By Chris White
Federal Communications Commissioner Brendan Carr clobbered pundits who are calling out Bloomberg’s campaign for supposedly deceptively editing a video of Wednesday’s Democratic debate…
“Political satire is one of the oldest and most important forms of free speech. It challenges those in power while using humor to draw more people in to the discussion,” Carr noted. “Equating this type of political speech with doctored deepfakes or illegal content is a serious mistake.”
Carr was referring to a video in which former New York City Mayor Michael Bloomberg asks his Democratic opponents if they have ever started a business. The video is edited to show the candidates sharing a moment of awkward silence while crickets chirp in the background.
Carr aimed his remarks at Washington Post fact-checker Glenn Kessler, who said in a tweet Thursday that the video could lead to a wave of “fake videos” littering the media ecosphere.
Reason (The Volokh Conspiracy): Congressional Candidate Ordered Not to Repeat Charges That Her Opponent Abused His Wife
By Eugene Volokh
Derrick Reed and Nyanza Moore are running against each other and one other serious candidate in the Mar. 3 Democratic primary for a Houston-area House of Representatives seat…
Moore had apparently accused Reed of committing domestic violence, so Reed sued…
And last week, Brazoria County (Texas) District Court Judge Patrick Sebesta issued a temporary restraining order requiring Moore to stop making such allegations (at least until a hearing scheduled for Feb. 25), and issue a retraction…
Yet regardless of who’s telling the truth as to the underlying allegations, the order is clearly unconstitutional.
Reason (The Volokh Conspiracy): Right to Removal of “Inaccurate, Irrelevant, Inadequate, or Excessive” Information About People …
By Eugene Volokh
Iowa Senate File 2236, introduced by Sen. Zach Nunn, would define “content of minimal value” as “information related to an individual that is inaccurate, irrelevant, inadequate, or excessive,” including information which, after a significant lapse in time from its first publication, is no longer material to current public debate or discourse, especially when considered in light of the demonstrable harm the information is causing or may cause to an individual’s professional, financial, reputational, or other interest (though excluding “information related to criminal convictions, potential or pending litigation relating to a violent crime, or a matter that is of significant current public interest”)…
By Laurel Rosenhall
On a recent afternoon, more than a dozen California lawmakers gathered to discuss thorny issues…
The discussion wasn’t taking place in the state Capitol, where the public can participate in open hearings.
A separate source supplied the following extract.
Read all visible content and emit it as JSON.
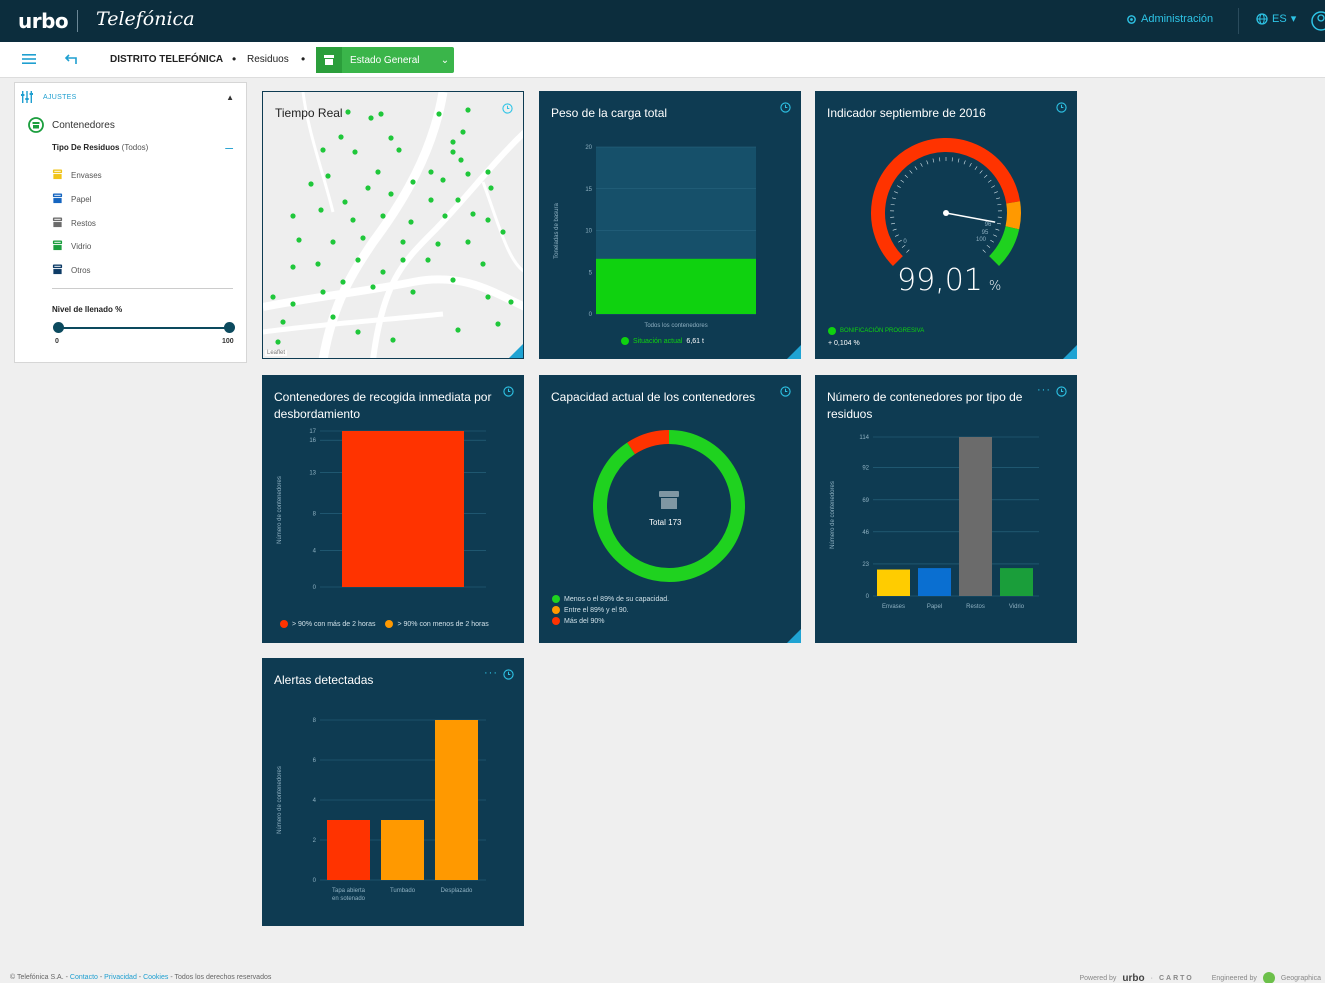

Instead, this meeting was behind closed doors inside a Silicon Valley hotel.
There, elected officials heard from an exclusive crowd: tech lobbyists and executives whose companies had paid for them to attend via thousands of dollars in donations to a nonprofit created by the Legislature’s Technology Caucus…
Who paid for this access to the elected officials whose agenda this year will likely include regulating massive power shutoffs and changes to a controversial labor law impacting the gig economy?
The public doesn’t get to know.
Federal law does not require charities to disclose the identities of donors, even if, like the Tech Caucus’ foundation, they are closely tied to elected officials. California law, however, does require elected officials to disclose payments made at their request to nonprofits and other organizations…
By not telling the public where their money comes from, nonprofits affiliated with politicians may “allow not only buying influence, but also doing so without the public scrutiny that would ordinarily come through a disclosed campaign contribution,” said Rick Hasen, a professor of law and political science at University of California, Irvine.